*** Begin section ***
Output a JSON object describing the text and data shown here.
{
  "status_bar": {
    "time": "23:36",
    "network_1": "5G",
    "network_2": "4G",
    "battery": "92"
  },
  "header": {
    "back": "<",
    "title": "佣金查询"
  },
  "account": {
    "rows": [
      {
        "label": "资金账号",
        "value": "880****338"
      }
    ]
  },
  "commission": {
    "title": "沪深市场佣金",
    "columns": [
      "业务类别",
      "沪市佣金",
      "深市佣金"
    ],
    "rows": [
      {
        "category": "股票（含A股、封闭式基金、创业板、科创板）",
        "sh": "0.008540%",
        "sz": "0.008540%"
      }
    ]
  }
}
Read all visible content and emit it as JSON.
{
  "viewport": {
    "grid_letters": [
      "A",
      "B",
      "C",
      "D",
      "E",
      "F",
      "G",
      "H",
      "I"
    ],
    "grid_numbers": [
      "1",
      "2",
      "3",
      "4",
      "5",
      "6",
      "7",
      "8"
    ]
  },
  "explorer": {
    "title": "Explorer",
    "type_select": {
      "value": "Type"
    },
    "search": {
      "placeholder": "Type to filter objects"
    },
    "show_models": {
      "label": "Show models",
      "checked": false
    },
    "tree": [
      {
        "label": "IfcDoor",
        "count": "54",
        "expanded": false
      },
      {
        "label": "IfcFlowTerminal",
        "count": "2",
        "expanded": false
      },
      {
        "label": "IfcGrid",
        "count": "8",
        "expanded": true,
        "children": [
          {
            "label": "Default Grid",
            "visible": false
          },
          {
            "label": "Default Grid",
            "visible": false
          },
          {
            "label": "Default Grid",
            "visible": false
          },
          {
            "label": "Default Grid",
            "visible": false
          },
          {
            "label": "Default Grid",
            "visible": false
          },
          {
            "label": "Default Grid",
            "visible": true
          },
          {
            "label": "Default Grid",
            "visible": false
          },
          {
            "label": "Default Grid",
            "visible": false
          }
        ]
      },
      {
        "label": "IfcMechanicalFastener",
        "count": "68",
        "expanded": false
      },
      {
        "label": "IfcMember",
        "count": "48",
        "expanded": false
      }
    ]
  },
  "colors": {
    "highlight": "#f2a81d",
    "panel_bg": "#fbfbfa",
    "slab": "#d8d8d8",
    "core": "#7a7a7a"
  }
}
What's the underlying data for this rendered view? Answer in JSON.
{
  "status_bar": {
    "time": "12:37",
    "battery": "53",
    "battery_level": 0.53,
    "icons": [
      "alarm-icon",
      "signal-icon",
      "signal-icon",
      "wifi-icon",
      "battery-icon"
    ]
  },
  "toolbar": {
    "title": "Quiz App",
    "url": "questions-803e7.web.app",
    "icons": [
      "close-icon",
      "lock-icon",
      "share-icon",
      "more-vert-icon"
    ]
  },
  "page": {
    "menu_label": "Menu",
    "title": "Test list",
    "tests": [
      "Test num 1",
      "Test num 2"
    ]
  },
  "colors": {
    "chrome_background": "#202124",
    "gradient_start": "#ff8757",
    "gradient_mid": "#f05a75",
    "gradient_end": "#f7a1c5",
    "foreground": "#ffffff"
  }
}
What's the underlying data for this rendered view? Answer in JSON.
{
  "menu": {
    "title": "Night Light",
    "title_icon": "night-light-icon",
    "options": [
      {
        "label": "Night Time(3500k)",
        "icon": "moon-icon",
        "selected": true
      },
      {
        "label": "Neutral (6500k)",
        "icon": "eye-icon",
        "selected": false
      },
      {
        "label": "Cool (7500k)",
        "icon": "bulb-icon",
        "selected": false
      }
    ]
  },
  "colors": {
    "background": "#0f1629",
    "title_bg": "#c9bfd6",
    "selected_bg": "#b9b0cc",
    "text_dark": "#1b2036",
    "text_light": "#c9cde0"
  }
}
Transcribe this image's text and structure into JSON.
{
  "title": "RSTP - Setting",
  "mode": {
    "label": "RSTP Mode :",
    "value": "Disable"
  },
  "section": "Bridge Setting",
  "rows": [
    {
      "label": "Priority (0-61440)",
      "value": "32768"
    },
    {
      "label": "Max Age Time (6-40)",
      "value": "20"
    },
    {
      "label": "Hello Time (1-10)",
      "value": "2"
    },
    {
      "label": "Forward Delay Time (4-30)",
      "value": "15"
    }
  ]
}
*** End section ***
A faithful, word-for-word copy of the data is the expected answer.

Output a JSON object describing the text and data shown here.
{
  "status_bar": {
    "time": "23:36",
    "network_1": "5G",
    "network_2": "4G",
    "battery": "92"
  },
  "header": {
    "back": "<",
    "title": "佣金查询"
  },
  "account": {
    "rows": [
      {
        "label": "资金账号",
        "value": "880****338"
      }
    ]
  },
  "commission": {
    "title": "沪深市场佣金",
    "columns": [
      "业务类别",
      "沪市佣金",
      "深市佣金"
    ],
    "rows": [
      {
        "category": "股票（含A股、封闭式基金、创业板、科创板）",
        "sh": "0.008540%",
        "sz": "0.008540%"
      }
    ]
  }
}
Read all visible content and emit it as JSON.
{
  "viewport": {
    "grid_letters": [
      "A",
      "B",
      "C",
      "D",
      "E",
      "F",
      "G",
      "H",
      "I"
    ],
    "grid_numbers": [
      "1",
      "2",
      "3",
      "4",
      "5",
      "6",
      "7",
      "8"
    ]
  },
  "explorer": {
    "title": "Explorer",
    "type_select": {
      "value": "Type"
    },
    "search": {
      "placeholder": "Type to filter objects"
    },
    "show_models": {
      "label": "Show models",
      "checked": false
    },
    "tree": [
      {
        "label": "IfcDoor",
        "count": "54",
        "expanded": false
      },
      {
        "label": "IfcFlowTerminal",
        "count": "2",
        "expanded": false
      },
      {
        "label": "IfcGrid",
        "count": "8",
        "expanded": true,
        "children": [
          {
            "label": "Default Grid",
            "visible": false
          },
          {
            "label": "Default Grid",
            "visible": false
          },
          {
            "label": "Default Grid",
            "visible": false
          },
          {
            "label": "Default Grid",
            "visible": false
          },
          {
            "label": "Default Grid",
            "visible": false
          },
          {
            "label": "Default Grid",
            "visible": true
          },
          {
            "label": "Default Grid",
            "visible": false
          },
          {
            "label": "Default Grid",
            "visible": false
          }
        ]
      },
      {
        "label": "IfcMechanicalFastener",
        "count": "68",
        "expanded": false
      },
      {
        "label": "IfcMember",
        "count": "48",
        "expanded": false
      }
    ]
  },
  "colors": {
    "highlight": "#f2a81d",
    "panel_bg": "#fbfbfa",
    "slab": "#d8d8d8",
    "core": "#7a7a7a"
  }
}
What's the underlying data for this rendered view? Answer in JSON.
{
  "status_bar": {
    "time": "12:37",
    "battery": "53",
    "battery_level": 0.53,
    "icons": [
      "alarm-icon",
      "signal-icon",
      "signal-icon",
      "wifi-icon",
      "battery-icon"
    ]
  },
  "toolbar": {
    "title": "Quiz App",
    "url": "questions-803e7.web.app",
    "icons": [
      "close-icon",
      "lock-icon",
      "share-icon",
      "more-vert-icon"
    ]
  },
  "page": {
    "menu_label": "Menu",
    "title": "Test list",
    "tests": [
      "Test num 1",
      "Test num 2"
    ]
  },
  "colors": {
    "chrome_background": "#202124",
    "gradient_start": "#ff8757",
    "gradient_mid": "#f05a75",
    "gradient_end": "#f7a1c5",
    "foreground": "#ffffff"
  }
}
What's the underlying data for this rendered view? Answer in JSON.
{
  "menu": {
    "title": "Night Light",
    "title_icon": "night-light-icon",
    "options": [
      {
        "label": "Night Time(3500k)",
        "icon": "moon-icon",
        "selected": true
      },
      {
        "label": "Neutral (6500k)",
        "icon": "eye-icon",
        "selected": false
      },
      {
        "label": "Cool (7500k)",
        "icon": "bulb-icon",
        "selected": false
      }
    ]
  },
  "colors": {
    "background": "#0f1629",
    "title_bg": "#c9bfd6",
    "selected_bg": "#b9b0cc",
    "text_dark": "#1b2036",
    "text_light": "#c9cde0"
  }
}
Transcribe this image's text and structure into JSON.
{
  "title": "RSTP - Setting",
  "mode": {
    "label": "RSTP Mode :",
    "value": "Disable"
  },
  "section": "Bridge Setting",
  "rows": [
    {
      "label": "Priority (0-61440)",
      "value": "32768"
    },
    {
      "label": "Max Age Time (6-40)",
      "value": "20"
    },
    {
      "label": "Hello Time (1-10)",
      "value": "2"
    },
    {
      "label": "Forward Delay Time (4-30)",
      "value": "15"
    }
  ]
}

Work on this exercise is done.